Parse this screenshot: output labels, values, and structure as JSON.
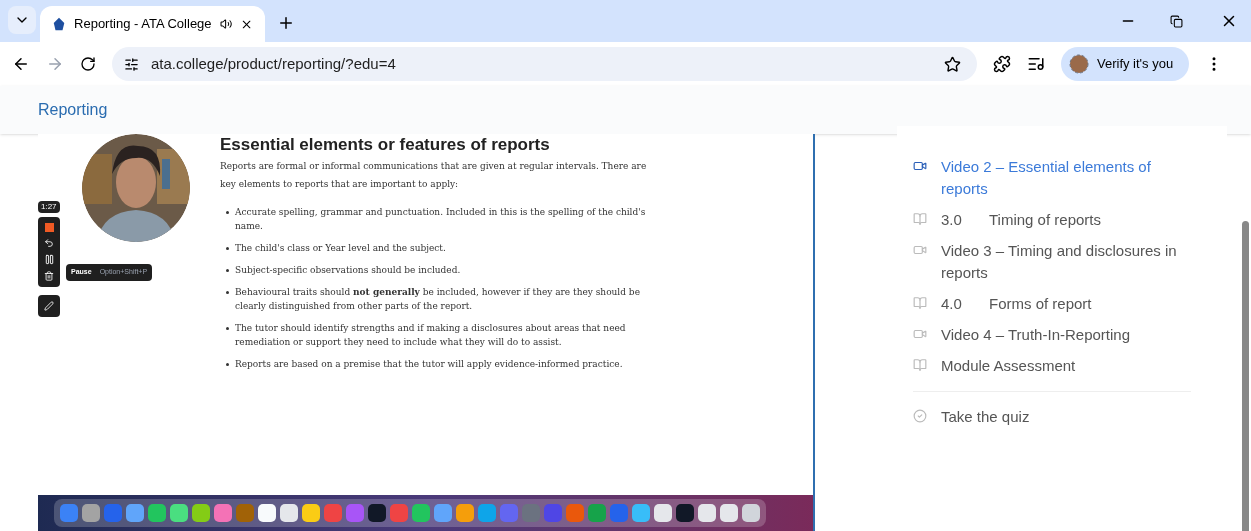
{
  "browser": {
    "tabs": [
      {
        "title": "Reporting - ATA College",
        "selected": true,
        "audio": true
      }
    ],
    "address": "ata.college/product/reporting/?edu=4",
    "profile": "Verify it's you"
  },
  "page": {
    "header": "Reporting"
  },
  "video": {
    "timer": "1:27",
    "tooltip": {
      "label": "Pause",
      "shortcut": "Option+Shift+P"
    },
    "slide": {
      "title": "Essential elements or features of reports",
      "intro": "Reports are formal or informal communications that are given at regular intervals. There are key elements to reports that are important to apply:",
      "bullets": [
        "Accurate spelling, grammar and punctuation. Included in this is the spelling of the child's name.",
        "The child's class or Year level and the subject.",
        "Subject-specific observations should be included.",
        "Behavioural traits should **not generally** be included, however if they are they should be clearly distinguished from other parts of the report.",
        "The tutor should identify strengths and if making a disclosures about areas that need remediation or support they need to include what they will do to assist.",
        "Reports are based on a premise that the tutor will apply evidence-informed practice."
      ]
    }
  },
  "sidebar": {
    "items": [
      {
        "kind": "video",
        "label": "Video 2 – Essential elements of reports",
        "selected": true
      },
      {
        "kind": "text",
        "number": "3.0",
        "label": "Timing of reports",
        "selected": false
      },
      {
        "kind": "video",
        "label": "Video 3 – Timing and disclosures in reports",
        "selected": false
      },
      {
        "kind": "text",
        "number": "4.0",
        "label": "Forms of report",
        "selected": false
      },
      {
        "kind": "video",
        "label": "Video 4 – Truth-In-Reporting",
        "selected": false
      },
      {
        "kind": "text",
        "label": "Module Assessment",
        "selected": false
      }
    ],
    "quiz": "Take the quiz"
  }
}
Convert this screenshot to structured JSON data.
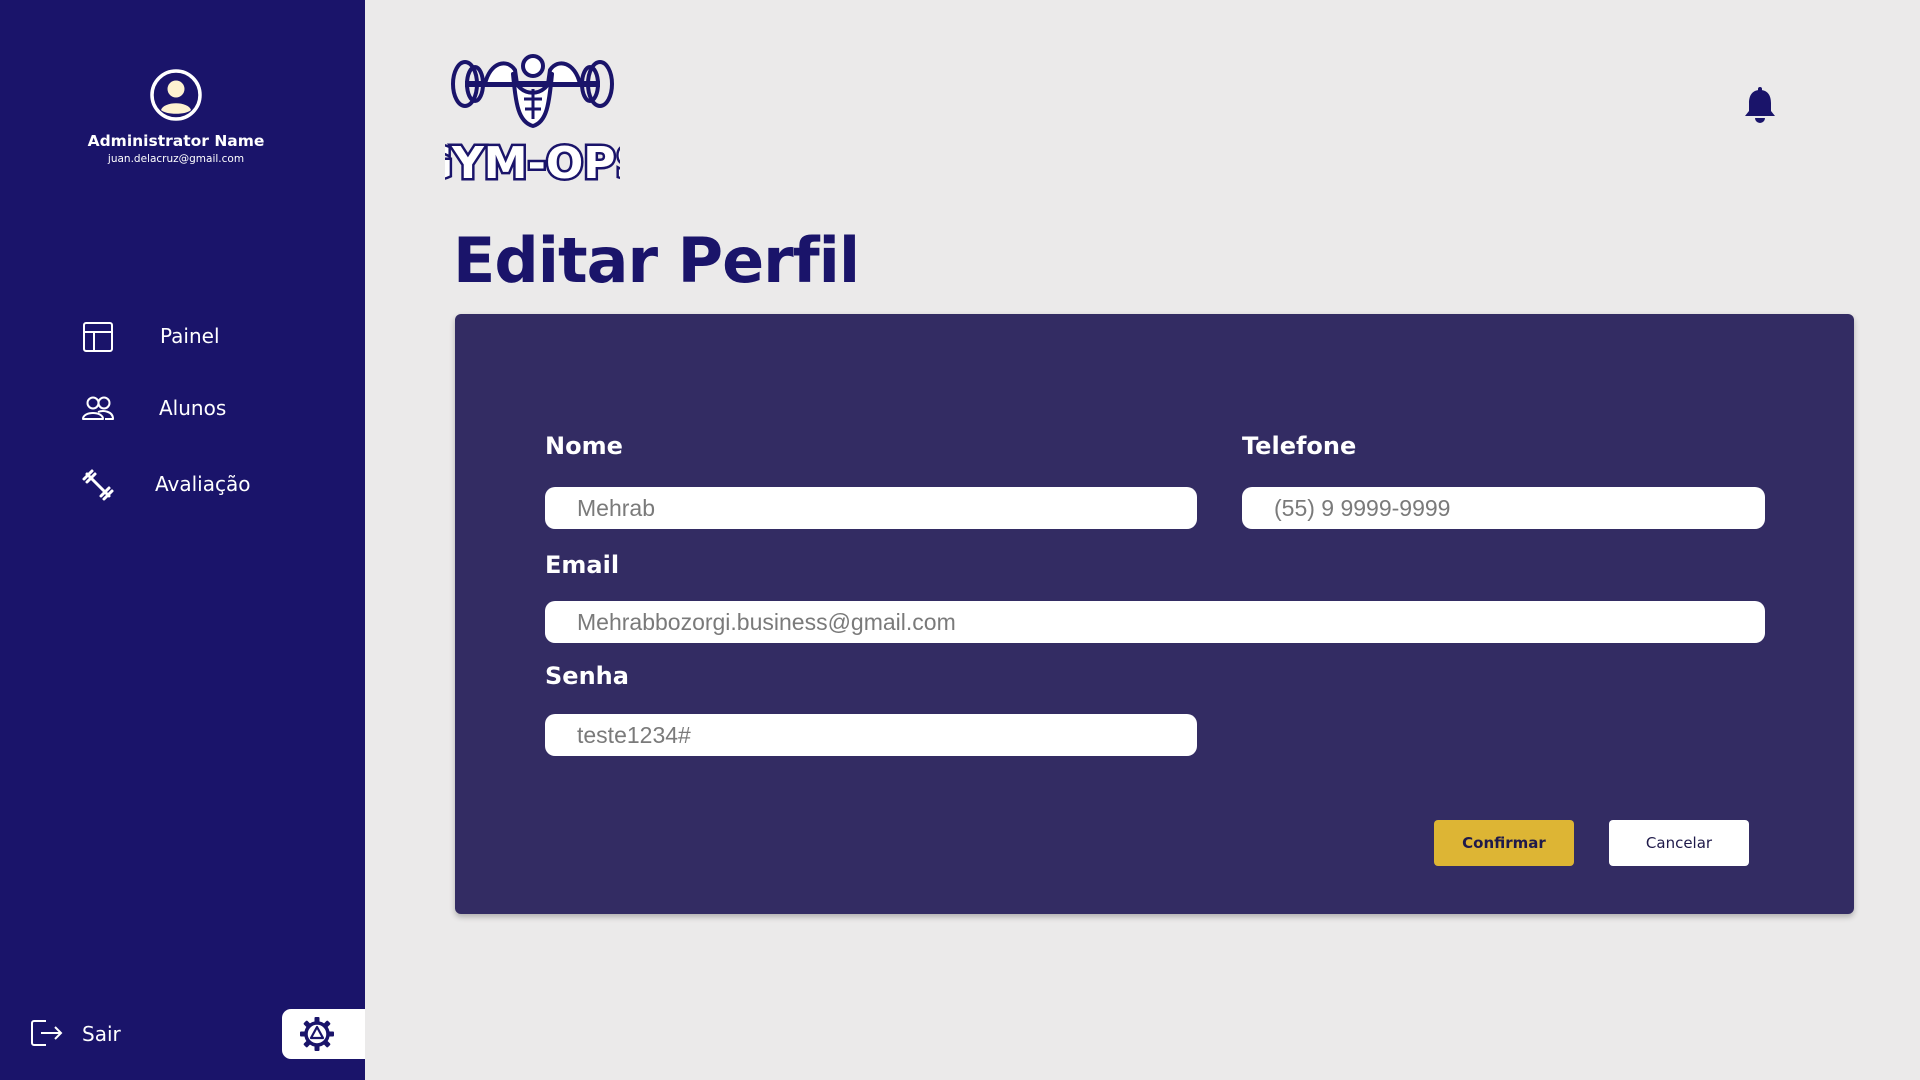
{
  "sidebar": {
    "admin_name": "Administrator Name",
    "admin_email": "juan.delacruz@gmail.com",
    "items": [
      {
        "label": "Painel",
        "icon": "layout-icon"
      },
      {
        "label": "Alunos",
        "icon": "users-icon"
      },
      {
        "label": "Avaliação",
        "icon": "dumbbell-icon"
      }
    ],
    "logout_label": "Sair"
  },
  "header": {
    "logo_text": "GYM-OPS"
  },
  "page": {
    "title": "Editar Perfil"
  },
  "form": {
    "nome_label": "Nome",
    "nome_value": "Mehrab",
    "telefone_label": "Telefone",
    "telefone_value": "(55) 9 9999-9999",
    "email_label": "Email",
    "email_value": "Mehrabbozorgi.business@gmail.com",
    "senha_label": "Senha",
    "senha_value": "teste1234#",
    "confirm_label": "Confirmar",
    "cancel_label": "Cancelar"
  },
  "colors": {
    "sidebar_bg": "#1a146a",
    "card_bg": "#332c63",
    "accent": "#ddb534",
    "page_bg": "#ebeaea"
  }
}
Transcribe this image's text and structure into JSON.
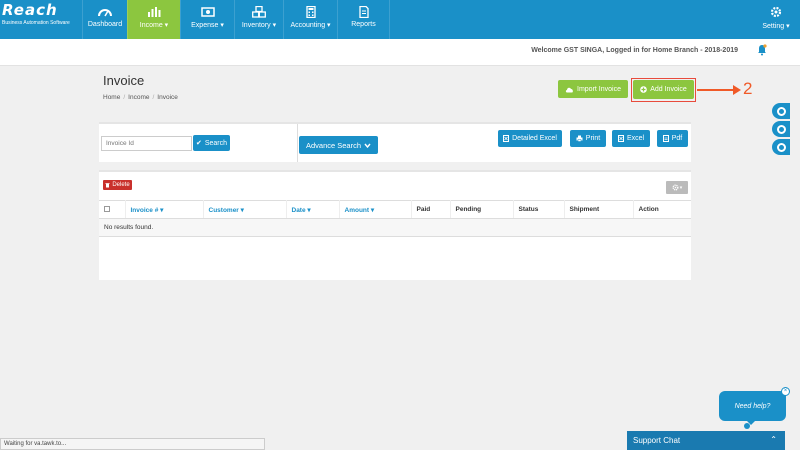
{
  "app": {
    "logo_text": "Reach",
    "logo_tagline": "Business Automation Software"
  },
  "nav": {
    "items": [
      {
        "label": "Dashboard",
        "icon": "speedometer-icon"
      },
      {
        "label": "Income ▾",
        "icon": "bar-chart-icon",
        "active": true
      },
      {
        "label": "Expense ▾",
        "icon": "money-icon"
      },
      {
        "label": "Inventory ▾",
        "icon": "cubes-icon"
      },
      {
        "label": "Accounting ▾",
        "icon": "calculator-icon"
      },
      {
        "label": "Reports",
        "icon": "document-icon"
      }
    ],
    "setting_label": "Setting ▾"
  },
  "header": {
    "welcome": "Welcome GST SINGA, Logged in for Home Branch - 2018-2019"
  },
  "page": {
    "title": "Invoice",
    "breadcrumb": [
      "Home",
      "Income",
      "Invoice"
    ]
  },
  "actions": {
    "import_label": "Import Invoice",
    "add_label": "Add Invoice",
    "annotation_number": "2"
  },
  "search": {
    "placeholder": "Invoice Id",
    "search_label": "Search",
    "advance_label": "Advance Search",
    "export": {
      "detailed_excel": "Detailed Excel",
      "print": "Print",
      "excel": "Excel",
      "pdf": "Pdf"
    }
  },
  "table": {
    "delete_label": "Delete",
    "columns": [
      "Invoice #",
      "Customer",
      "Date",
      "Amount",
      "Paid",
      "Pending",
      "Status",
      "Shipment",
      "Action"
    ],
    "empty_message": "No results found."
  },
  "chat": {
    "need_help": "Need help?",
    "support_label": "Support Chat"
  },
  "status_bar": "Waiting for va.tawk.to...",
  "colors": {
    "primary": "#1a90c8",
    "accent_green": "#8cc63f",
    "danger": "#c9302c",
    "annotation": "#f05a28"
  }
}
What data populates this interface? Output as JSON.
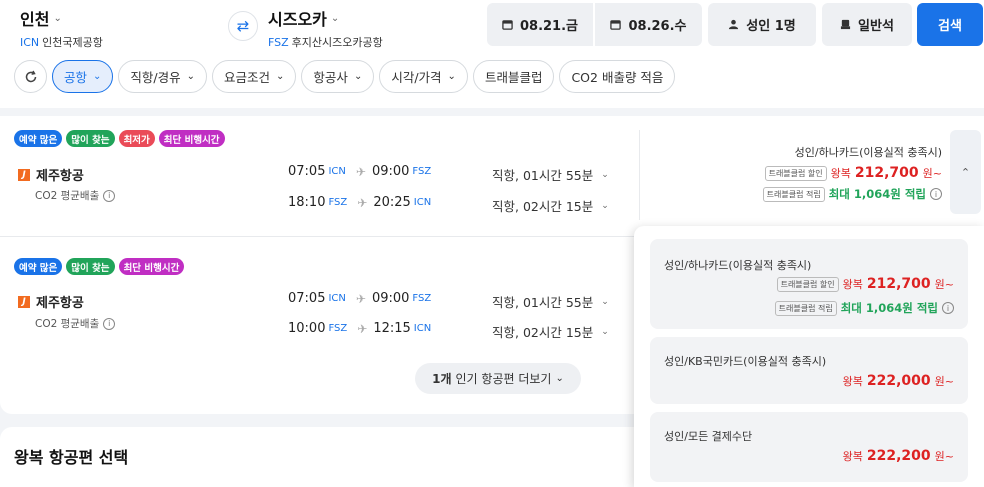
{
  "search": {
    "origin": {
      "city": "인천",
      "code": "ICN",
      "airport": "인천국제공항"
    },
    "destination": {
      "city": "시즈오카",
      "code": "FSZ",
      "airport": "후지산시즈오카공항"
    },
    "depart_date": "08.21.금",
    "return_date": "08.26.수",
    "passengers": "성인 1명",
    "seat_class": "일반석",
    "search_label": "검색"
  },
  "filters": [
    {
      "label": "공항",
      "active": true
    },
    {
      "label": "직항/경유",
      "active": false
    },
    {
      "label": "요금조건",
      "active": false
    },
    {
      "label": "항공사",
      "active": false
    },
    {
      "label": "시각/가격",
      "active": false
    },
    {
      "label": "트래블클럽",
      "active": false
    },
    {
      "label": "CO2 배출량 적음",
      "active": false
    }
  ],
  "flights": [
    {
      "tags": [
        "예약 많은",
        "많이 찾는",
        "최저가",
        "최단 비행시간"
      ],
      "airline": "제주항공",
      "co2": "CO2 평균배출",
      "outbound": {
        "dep_time": "07:05",
        "dep_code": "ICN",
        "arr_time": "09:00",
        "arr_code": "FSZ",
        "duration": "직항, 01시간 55분"
      },
      "inbound": {
        "dep_time": "18:10",
        "dep_code": "FSZ",
        "arr_time": "20:25",
        "arr_code": "ICN",
        "duration": "직항, 02시간 15분"
      },
      "price": {
        "label": "성인/하나카드(이용실적 충족시)",
        "discount_badge": "트래블클럽 할인",
        "round_trip": "왕복",
        "amount": "212,700",
        "suffix": "원~",
        "earn_badge": "트래블클럽 적립",
        "earn": "최대 1,064원 적립"
      }
    },
    {
      "tags": [
        "예약 많은",
        "많이 찾는",
        "최단 비행시간"
      ],
      "airline": "제주항공",
      "co2": "CO2 평균배출",
      "outbound": {
        "dep_time": "07:05",
        "dep_code": "ICN",
        "arr_time": "09:00",
        "arr_code": "FSZ",
        "duration": "직항, 01시간 55분"
      },
      "inbound": {
        "dep_time": "10:00",
        "dep_code": "FSZ",
        "arr_time": "12:15",
        "arr_code": "ICN",
        "duration": "직항, 02시간 15분"
      }
    }
  ],
  "more_button": {
    "count": "1개",
    "label": "인기 항공편 더보기"
  },
  "return_section_title": "왕복 항공편 선택",
  "price_options": [
    {
      "label": "성인/하나카드(이용실적 충족시)",
      "discount_badge": "트래블클럽 할인",
      "round_trip": "왕복",
      "amount": "212,700",
      "suffix": "원~",
      "earn_badge": "트래블클럽 적립",
      "earn": "최대 1,064원 적립"
    },
    {
      "label": "성인/KB국민카드(이용실적 충족시)",
      "round_trip": "왕복",
      "amount": "222,000",
      "suffix": "원~"
    },
    {
      "label": "성인/모든 결제수단",
      "round_trip": "왕복",
      "amount": "222,200",
      "suffix": "원~"
    }
  ],
  "colors": {
    "accent": "#1a73e8",
    "price": "#dd2222",
    "earn": "#21a45a",
    "tag_red": "#ea4b58",
    "tag_purple": "#c02ec3"
  }
}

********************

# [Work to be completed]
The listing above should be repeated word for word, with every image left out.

# [Solution below]
Parse this screenshot: output labels, values, and structure as JSON.
{
  "browser": {
    "tabs": [
      {
        "title": "Reporting - ATA College",
        "selected": true,
        "audio": true
      }
    ],
    "address": "ata.college/product/reporting/?edu=4",
    "profile": "Verify it's you"
  },
  "page": {
    "header": "Reporting"
  },
  "video": {
    "timer": "1:27",
    "tooltip": {
      "label": "Pause",
      "shortcut": "Option+Shift+P"
    },
    "slide": {
      "title": "Essential elements or features of reports",
      "intro": "Reports are formal or informal communications that are given at regular intervals. There are key elements to reports that are important to apply:",
      "bullets": [
        "Accurate spelling, grammar and punctuation. Included in this is the spelling of the child's name.",
        "The child's class or Year level and the subject.",
        "Subject-specific observations should be included.",
        "Behavioural traits should **not generally** be included, however if they are they should be clearly distinguished from other parts of the report.",
        "The tutor should identify strengths and if making a disclosures about areas that need remediation or support they need to include what they will do to assist.",
        "Reports are based on a premise that the tutor will apply evidence-informed practice."
      ]
    }
  },
  "sidebar": {
    "items": [
      {
        "kind": "video",
        "label": "Video 2 – Essential elements of reports",
        "selected": true
      },
      {
        "kind": "text",
        "number": "3.0",
        "label": "Timing of reports",
        "selected": false
      },
      {
        "kind": "video",
        "label": "Video 3 – Timing and disclosures in reports",
        "selected": false
      },
      {
        "kind": "text",
        "number": "4.0",
        "label": "Forms of report",
        "selected": false
      },
      {
        "kind": "video",
        "label": "Video 4 – Truth-In-Reporting",
        "selected": false
      },
      {
        "kind": "text",
        "label": "Module Assessment",
        "selected": false
      }
    ],
    "quiz": "Take the quiz"
  }
}
Convert this screenshot to structured JSON data.
{
  "sidebar": {
    "admin_name": "Administrator Name",
    "admin_email": "juan.delacruz@gmail.com",
    "items": [
      {
        "label": "Painel",
        "icon": "layout-icon"
      },
      {
        "label": "Alunos",
        "icon": "users-icon"
      },
      {
        "label": "Avaliação",
        "icon": "dumbbell-icon"
      }
    ],
    "logout_label": "Sair"
  },
  "header": {
    "logo_text": "GYM-OPS"
  },
  "page": {
    "title": "Editar Perfil"
  },
  "form": {
    "nome_label": "Nome",
    "nome_value": "Mehrab",
    "telefone_label": "Telefone",
    "telefone_value": "(55) 9 9999-9999",
    "email_label": "Email",
    "email_value": "Mehrabbozorgi.business@gmail.com",
    "senha_label": "Senha",
    "senha_value": "teste1234#",
    "confirm_label": "Confirmar",
    "cancel_label": "Cancelar"
  },
  "colors": {
    "sidebar_bg": "#1a146a",
    "card_bg": "#332c63",
    "accent": "#ddb534",
    "page_bg": "#ebeaea"
  }
}
Transcribe this image's text and structure into JSON.
{
  "app": {
    "logo_text": "Reach",
    "logo_tagline": "Business Automation Software"
  },
  "nav": {
    "items": [
      {
        "label": "Dashboard",
        "icon": "speedometer-icon"
      },
      {
        "label": "Income ▾",
        "icon": "bar-chart-icon",
        "active": true
      },
      {
        "label": "Expense ▾",
        "icon": "money-icon"
      },
      {
        "label": "Inventory ▾",
        "icon": "cubes-icon"
      },
      {
        "label": "Accounting ▾",
        "icon": "calculator-icon"
      },
      {
        "label": "Reports",
        "icon": "document-icon"
      }
    ],
    "setting_label": "Setting ▾"
  },
  "header": {
    "welcome": "Welcome GST SINGA, Logged in for Home Branch - 2018-2019"
  },
  "page": {
    "title": "Invoice",
    "breadcrumb": [
      "Home",
      "Income",
      "Invoice"
    ]
  },
  "actions": {
    "import_label": "Import Invoice",
    "add_label": "Add Invoice",
    "annotation_number": "2"
  },
  "search": {
    "placeholder": "Invoice Id",
    "search_label": "Search",
    "advance_label": "Advance Search",
    "export": {
      "detailed_excel": "Detailed Excel",
      "print": "Print",
      "excel": "Excel",
      "pdf": "Pdf"
    }
  },
  "table": {
    "delete_label": "Delete",
    "columns": [
      "Invoice #",
      "Customer",
      "Date",
      "Amount",
      "Paid",
      "Pending",
      "Status",
      "Shipment",
      "Action"
    ],
    "empty_message": "No results found."
  },
  "chat": {
    "need_help": "Need help?",
    "support_label": "Support Chat"
  },
  "status_bar": "Waiting for va.tawk.to...",
  "colors": {
    "primary": "#1a90c8",
    "accent_green": "#8cc63f",
    "danger": "#c9302c",
    "annotation": "#f05a28"
  }
}
What data populates this interface? Output as JSON.
{
  "search": {
    "origin": {
      "city": "인천",
      "code": "ICN",
      "airport": "인천국제공항"
    },
    "destination": {
      "city": "시즈오카",
      "code": "FSZ",
      "airport": "후지산시즈오카공항"
    },
    "depart_date": "08.21.금",
    "return_date": "08.26.수",
    "passengers": "성인 1명",
    "seat_class": "일반석",
    "search_label": "검색"
  },
  "filters": [
    {
      "label": "공항",
      "active": true
    },
    {
      "label": "직항/경유",
      "active": false
    },
    {
      "label": "요금조건",
      "active": false
    },
    {
      "label": "항공사",
      "active": false
    },
    {
      "label": "시각/가격",
      "active": false
    },
    {
      "label": "트래블클럽",
      "active": false
    },
    {
      "label": "CO2 배출량 적음",
      "active": false
    }
  ],
  "flights": [
    {
      "tags": [
        "예약 많은",
        "많이 찾는",
        "최저가",
        "최단 비행시간"
      ],
      "airline": "제주항공",
      "co2": "CO2 평균배출",
      "outbound": {
        "dep_time": "07:05",
        "dep_code": "ICN",
        "arr_time": "09:00",
        "arr_code": "FSZ",
        "duration": "직항, 01시간 55분"
      },
      "inbound": {
        "dep_time": "18:10",
        "dep_code": "FSZ",
        "arr_time": "20:25",
        "arr_code": "ICN",
        "duration": "직항, 02시간 15분"
      },
      "price": {
        "label": "성인/하나카드(이용실적 충족시)",
        "discount_badge": "트래블클럽 할인",
        "round_trip": "왕복",
        "amount": "212,700",
        "suffix": "원~",
        "earn_badge": "트래블클럽 적립",
        "earn": "최대 1,064원 적립"
      }
    },
    {
      "tags": [
        "예약 많은",
        "많이 찾는",
        "최단 비행시간"
      ],
      "airline": "제주항공",
      "co2": "CO2 평균배출",
      "outbound": {
        "dep_time": "07:05",
        "dep_code": "ICN",
        "arr_time": "09:00",
        "arr_code": "FSZ",
        "duration": "직항, 01시간 55분"
      },
      "inbound": {
        "dep_time": "10:00",
        "dep_code": "FSZ",
        "arr_time": "12:15",
        "arr_code": "ICN",
        "duration": "직항, 02시간 15분"
      }
    }
  ],
  "more_button": {
    "count": "1개",
    "label": "인기 항공편 더보기"
  },
  "return_section_title": "왕복 항공편 선택",
  "price_options": [
    {
      "label": "성인/하나카드(이용실적 충족시)",
      "discount_badge": "트래블클럽 할인",
      "round_trip": "왕복",
      "amount": "212,700",
      "suffix": "원~",
      "earn_badge": "트래블클럽 적립",
      "earn": "최대 1,064원 적립"
    },
    {
      "label": "성인/KB국민카드(이용실적 충족시)",
      "round_trip": "왕복",
      "amount": "222,000",
      "suffix": "원~"
    },
    {
      "label": "성인/모든 결제수단",
      "round_trip": "왕복",
      "amount": "222,200",
      "suffix": "원~"
    }
  ],
  "colors": {
    "accent": "#1a73e8",
    "price": "#dd2222",
    "earn": "#21a45a",
    "tag_red": "#ea4b58",
    "tag_purple": "#c02ec3"
  }
}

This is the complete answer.